Officials with the U.S. Army Corps of Engineers expect the Savannah River below Thurmond Dam to exceed channel capacity by this evening due to recent rainfall causing a significant increase in local inflow.
In other words, the Savannah River below Thurmond will see higher and faster flows, with water overflowing the riverbank.
In anticipation of these increased natural flows, Corps officials reduced the water releases from the J. Strom Thurmond Dam (JST) near Augusta, Georgia. By reducing the releases from Thurmond Dam, Corps officials avoid contributing to local flooding risks.
Recent rainfall has caused tributaries to the Savannah River below Thurmond Dam to push flows through downtown Augusta, Georgia, and North Augusta, South Carolina, above 30,000 cubic feet per second (cfs) which can exceed the natural capacity of the river’s channel. Natural flows are expected to recede on Saturday.
As natural flows decrease, the Corps of Engineers will increase the outflows through the Thurmond Dam to hold the peak flow through Augusta. This will allow water managers with the Corps to increase holding capacity in Thurmond Lake as they discharge water from Hartwell Lake and Russell Lake upstream of JST. High flows through Augusta will continue for several days as managers lower the reservoirs to manageable levels.

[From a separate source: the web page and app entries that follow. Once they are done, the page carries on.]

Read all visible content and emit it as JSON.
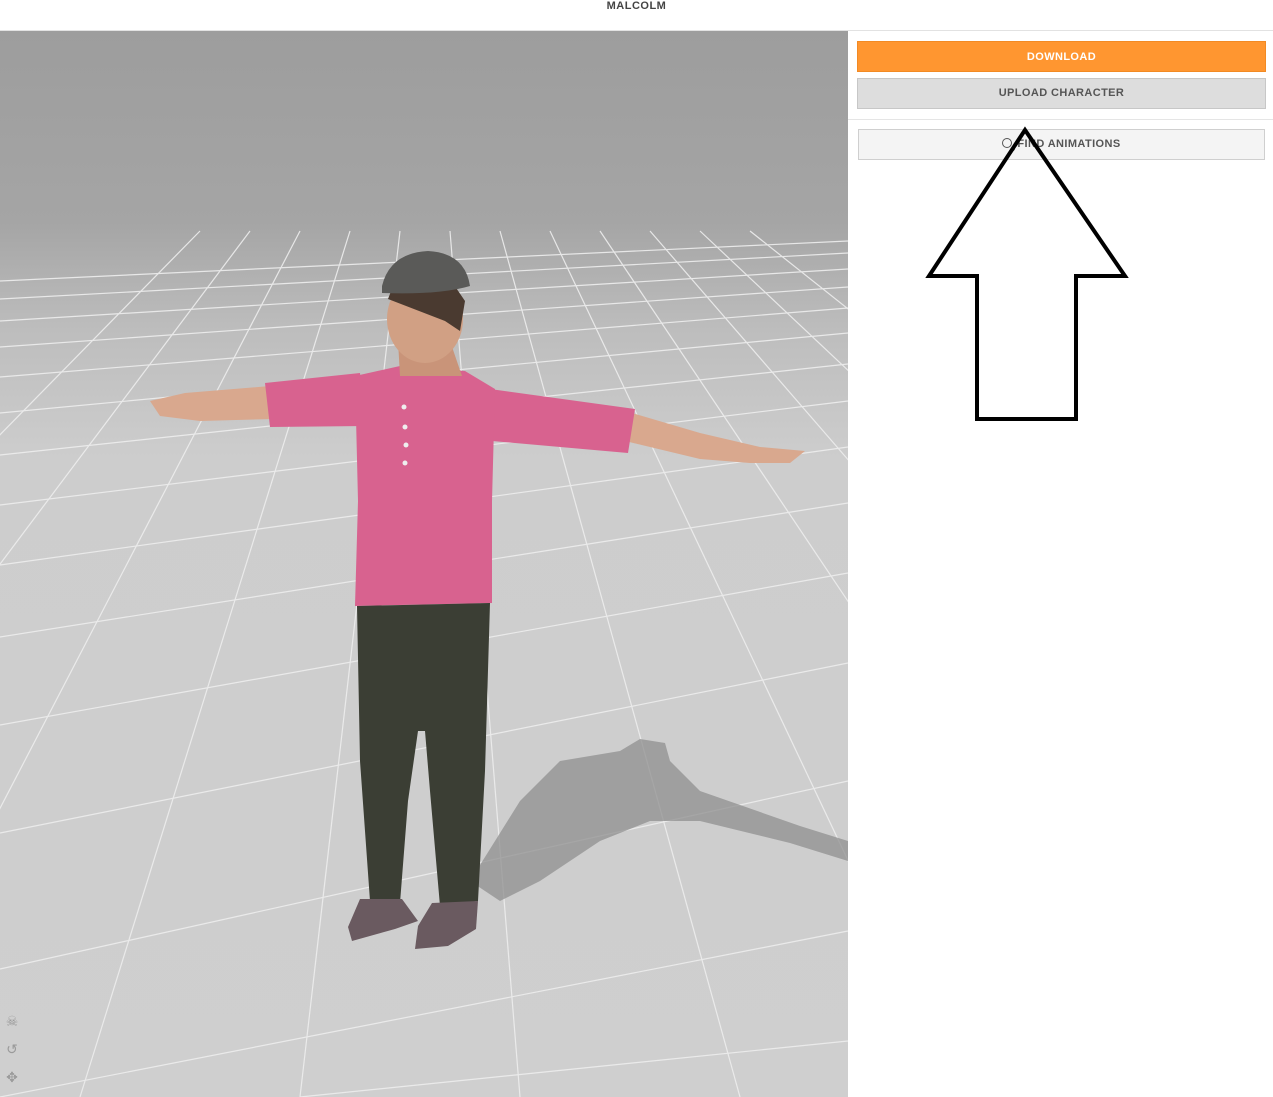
{
  "app": {
    "character_name": "MALCOLM"
  },
  "sidebar": {
    "download_label": "DOWNLOAD",
    "upload_label": "UPLOAD CHARACTER",
    "find_animations_label": "FIND ANIMATIONS",
    "find_animations_icon": "search-icon"
  },
  "viewport": {
    "tools": [
      "skeleton-icon",
      "reset-icon",
      "move-icon"
    ]
  },
  "colors": {
    "accent": "#ff9630",
    "shirt": "#d8628f",
    "floor": "#cfcfcf",
    "grid": "#ffffff"
  }
}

Officials advise caution to people on or near the Savannah River below Thurmond Dam for the next several days. Some local flooding remains a serious possibility. Residents should monitor the news media for updates and heed local officials’ warnings.
“Safety remains our highest priority throughout this high-water event,” said Col. Daniel Hibner, Savannah District Commander. “Although we’ve experienced above-average rainfall in the past 30 days, the system is well equipped to handle much higher water volumes than what we are seeing now. Nevertheless, just like in all high-water events these conditions will result in circumstances that require caution for those in the surrounding areas, especially below Thurmond Dam where local inflows are unregulated.”
Potentially hazardous conditions resulting from high water and increased flows include floating debris, submerged retaining walls and higher river velocity downstream of Thurmond Dam. Additionally, high water is also a possibility in properties between Stevens Creek Dam and Thurmond Dam. As lake levels rise, some Corps managed recreation areas upstream near the reservoir will be closed for public safety reasons as facilities become unusable.
Areas below the New Savannah Bluff Lock and Dam can expect water spreading even further beyond the river’s banks than has happened in recent days.
~Billy Birdwell, Corporate Communications Office